India is world's 12th largest consumer market. Indian FMCG was one of the few sectors world over that could withstand brunt of global melt down and emerge without major damage. While high level of penetration prevented perceptible volume growth, the burgeoning Indian middle class provided value growth in the sector to help the industry players ward off the cascading effects on their margins. Willingness of the consumers to spend backed by the ability to do so was instrumental in isolating the sector from effects of economic slow down. Timely intervention by the Government in the form of policy measures provided much needed respite to the sagging bottom lines of the companies. The Soap and Detergent industry recorded value growth rates during the financial year. Going forward the growth will be moderate or could even decline as most of the current growth was cost driven increase. Volume growth for Detergent and Soap will continue to be marginal in view of high level of penetration in India. Much will also depend on the pan India sufficiency of rains. Hence key to success lies in better integration, conservative financial policies, export focus and cost conscious business practices. Acquisitions for strengthening its distribution tie ups and various entry into other categories like shampoos, toothpastes and fabric whiteners.

CONCLUSION Nirma has arrived and has truly become a household name, in every sense of the term. The Economist wrote: "Rarely does a small manufacturer in a developing country take on a big multinational and win. The man behind the success of Nirma phenomenon Dr. Karsanbhai Patel is a recipient of various awards and accolades. He has been bestowed with various awards like Udyog Ratna by Federation of Association of SmallScale Industries of Gujarat, New Delhi. Outstanding Industrialist of Eighties by Gujarat Chamber of Commerce and Industry, Ahmedabad (in 1990).

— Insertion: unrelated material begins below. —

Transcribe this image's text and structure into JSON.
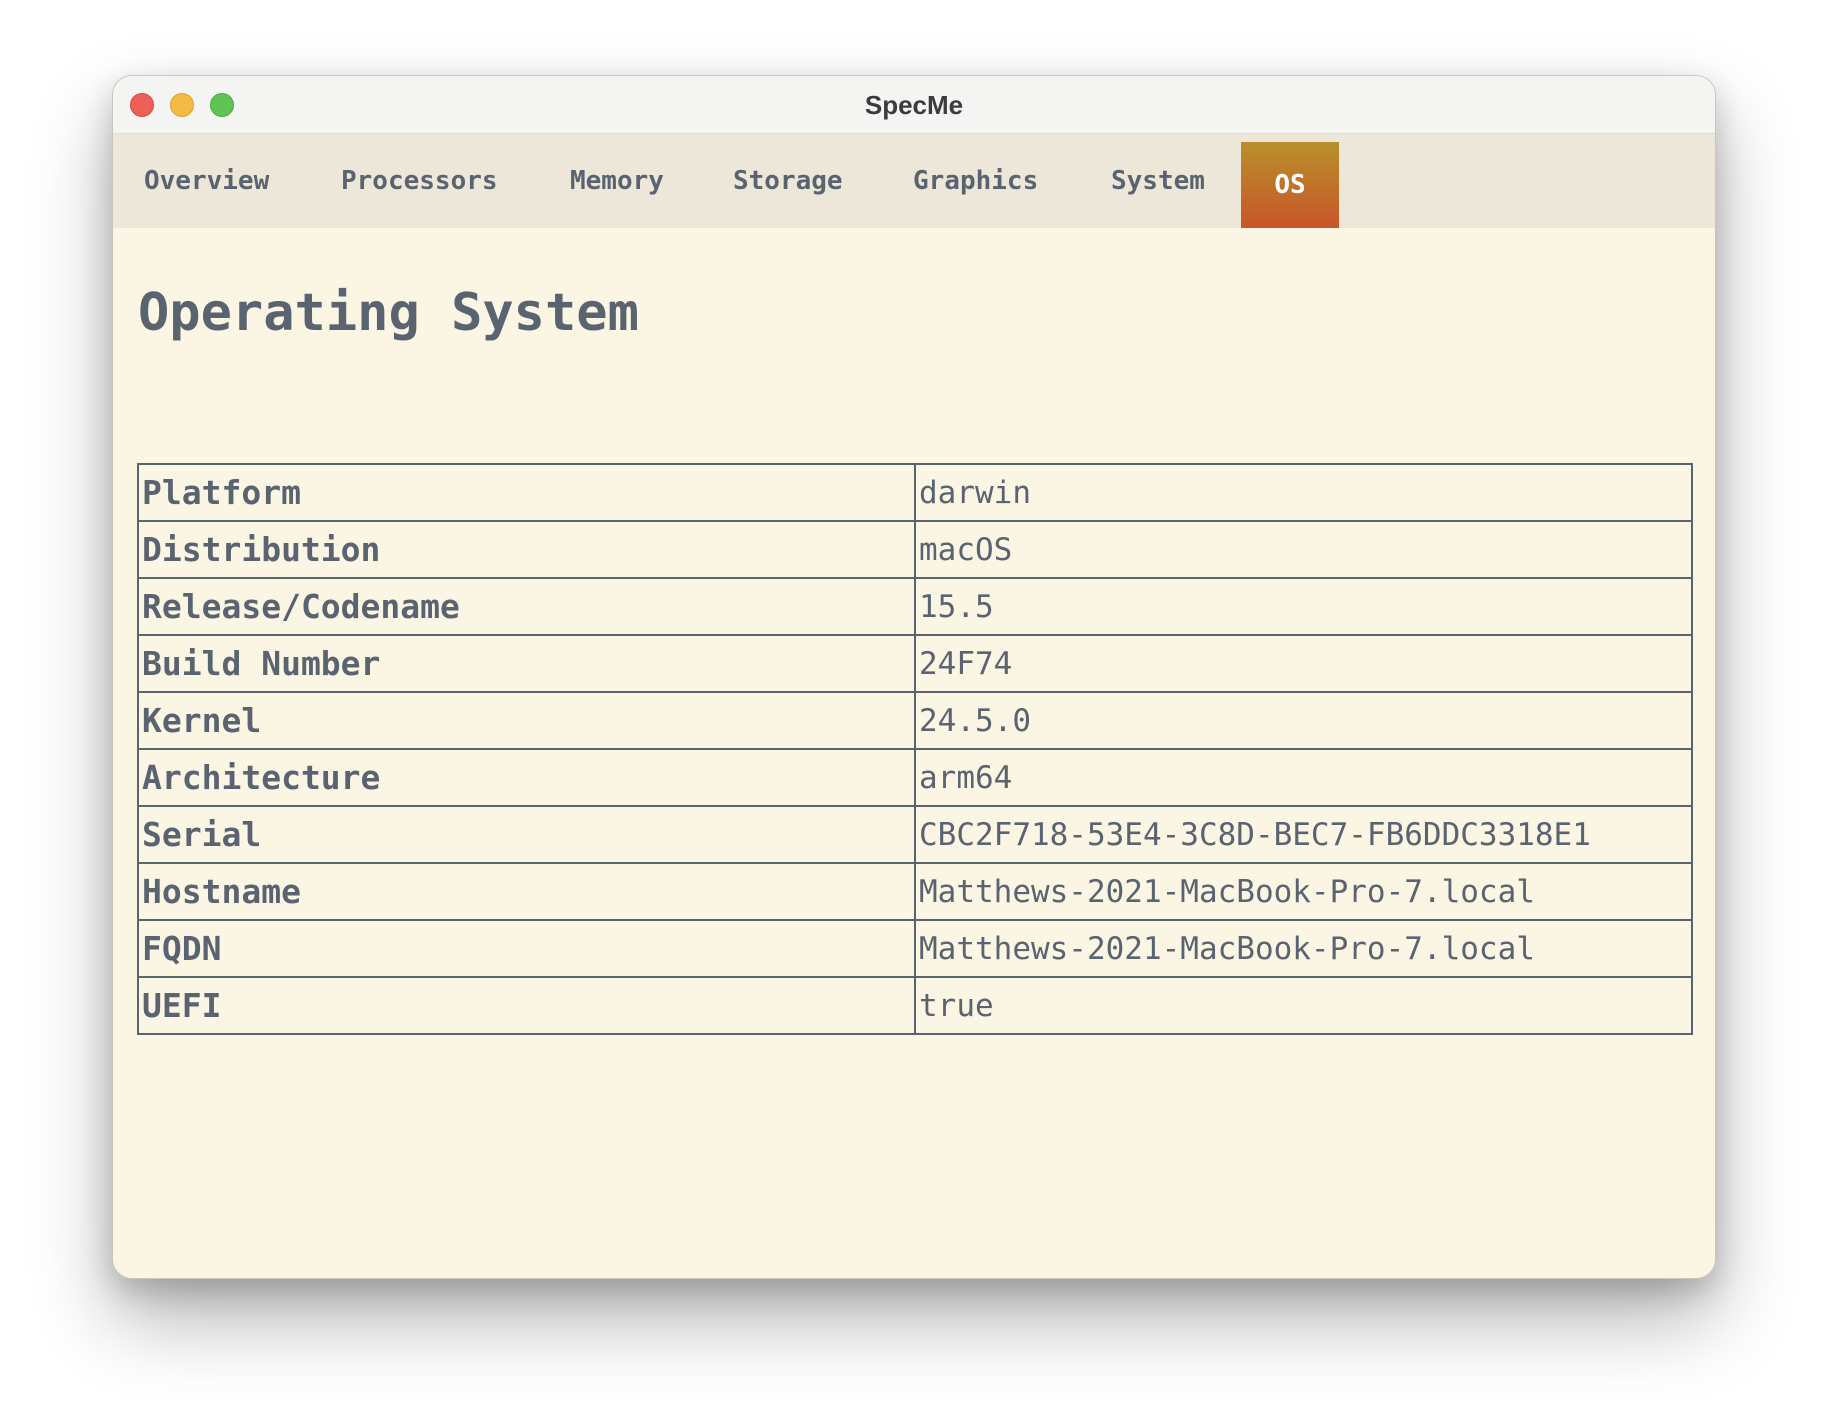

Gujarat Businessman Award in 1998 by Gujarat Chamber of Commerce and Industry, Ahmedabad. Excellence in Corporate Governance Award by Rotary International District 2000. In 2001, Karsanbhai was awarded an honorary doctorate by Florida Atlantic University, recognizing his exceptional entrepreneurial and philanthropic accomplishments. In 1990, the Federation of Association of Small Scale Industries of India (FASII), New Delhi, awarded him the 'Udyog Ratna' award. The Gujarat Chamber of Commerce felicitated him as an 'Outstanding Industrialist of the Eighties'. He has served twice as Chairman of the Development Council for Oils, Soaps and Detergents.